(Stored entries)
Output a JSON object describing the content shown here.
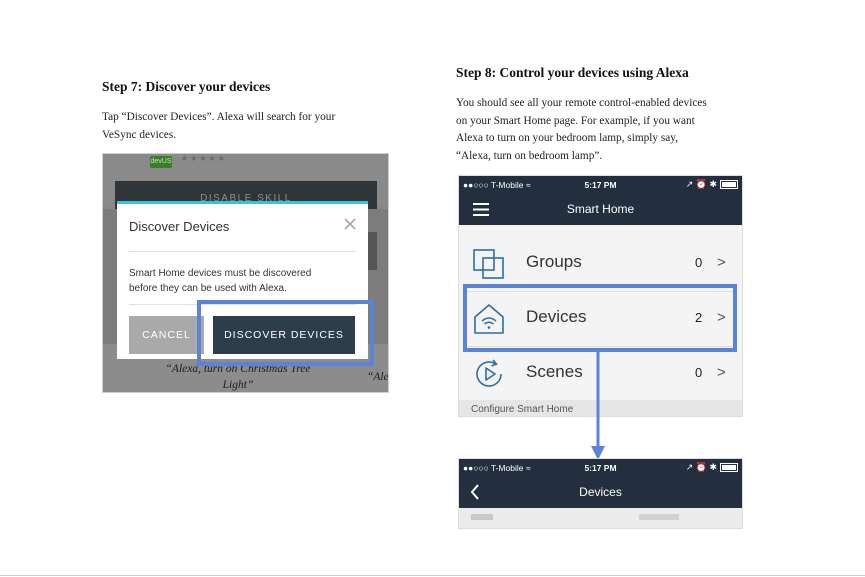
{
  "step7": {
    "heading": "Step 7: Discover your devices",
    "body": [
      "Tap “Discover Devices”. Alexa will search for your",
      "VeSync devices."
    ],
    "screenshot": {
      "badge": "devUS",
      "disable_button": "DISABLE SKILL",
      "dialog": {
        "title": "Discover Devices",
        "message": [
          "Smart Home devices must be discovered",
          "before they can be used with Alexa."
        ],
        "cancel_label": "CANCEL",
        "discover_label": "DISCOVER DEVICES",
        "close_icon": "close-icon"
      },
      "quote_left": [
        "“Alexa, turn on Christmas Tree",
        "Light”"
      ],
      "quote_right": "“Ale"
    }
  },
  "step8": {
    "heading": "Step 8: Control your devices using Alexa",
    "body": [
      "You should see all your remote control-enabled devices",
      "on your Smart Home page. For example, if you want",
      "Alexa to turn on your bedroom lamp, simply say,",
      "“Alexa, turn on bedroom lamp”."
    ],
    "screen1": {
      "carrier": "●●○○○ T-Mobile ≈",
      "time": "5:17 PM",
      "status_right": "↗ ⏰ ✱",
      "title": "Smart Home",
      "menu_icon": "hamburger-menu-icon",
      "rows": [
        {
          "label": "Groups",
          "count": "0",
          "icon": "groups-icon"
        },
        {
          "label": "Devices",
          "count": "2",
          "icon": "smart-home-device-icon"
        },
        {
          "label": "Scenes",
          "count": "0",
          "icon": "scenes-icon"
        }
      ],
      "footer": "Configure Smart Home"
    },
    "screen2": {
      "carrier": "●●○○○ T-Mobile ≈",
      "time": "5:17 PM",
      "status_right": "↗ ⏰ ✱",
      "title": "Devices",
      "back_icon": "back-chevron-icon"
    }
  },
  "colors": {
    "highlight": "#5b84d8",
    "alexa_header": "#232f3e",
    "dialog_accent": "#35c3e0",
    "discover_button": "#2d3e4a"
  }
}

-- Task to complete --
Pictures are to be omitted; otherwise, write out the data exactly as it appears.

-- Answer section --
Output a JSON object describing the content shown here.
{
  "step7": {
    "heading": "Step 7: Discover your devices",
    "body": [
      "Tap “Discover Devices”. Alexa will search for your",
      "VeSync devices."
    ],
    "screenshot": {
      "badge": "devUS",
      "disable_button": "DISABLE SKILL",
      "dialog": {
        "title": "Discover Devices",
        "message": [
          "Smart Home devices must be discovered",
          "before they can be used with Alexa."
        ],
        "cancel_label": "CANCEL",
        "discover_label": "DISCOVER DEVICES",
        "close_icon": "close-icon"
      },
      "quote_left": [
        "“Alexa, turn on Christmas Tree",
        "Light”"
      ],
      "quote_right": "“Ale"
    }
  },
  "step8": {
    "heading": "Step 8: Control your devices using Alexa",
    "body": [
      "You should see all your remote control-enabled devices",
      "on your Smart Home page. For example, if you want",
      "Alexa to turn on your bedroom lamp, simply say,",
      "“Alexa, turn on bedroom lamp”."
    ],
    "screen1": {
      "carrier": "●●○○○ T-Mobile ≈",
      "time": "5:17 PM",
      "status_right": "↗ ⏰ ✱",
      "title": "Smart Home",
      "menu_icon": "hamburger-menu-icon",
      "rows": [
        {
          "label": "Groups",
          "count": "0",
          "icon": "groups-icon"
        },
        {
          "label": "Devices",
          "count": "2",
          "icon": "smart-home-device-icon"
        },
        {
          "label": "Scenes",
          "count": "0",
          "icon": "scenes-icon"
        }
      ],
      "footer": "Configure Smart Home"
    },
    "screen2": {
      "carrier": "●●○○○ T-Mobile ≈",
      "time": "5:17 PM",
      "status_right": "↗ ⏰ ✱",
      "title": "Devices",
      "back_icon": "back-chevron-icon"
    }
  },
  "colors": {
    "highlight": "#5b84d8",
    "alexa_header": "#232f3e",
    "dialog_accent": "#35c3e0",
    "discover_button": "#2d3e4a"
  }
}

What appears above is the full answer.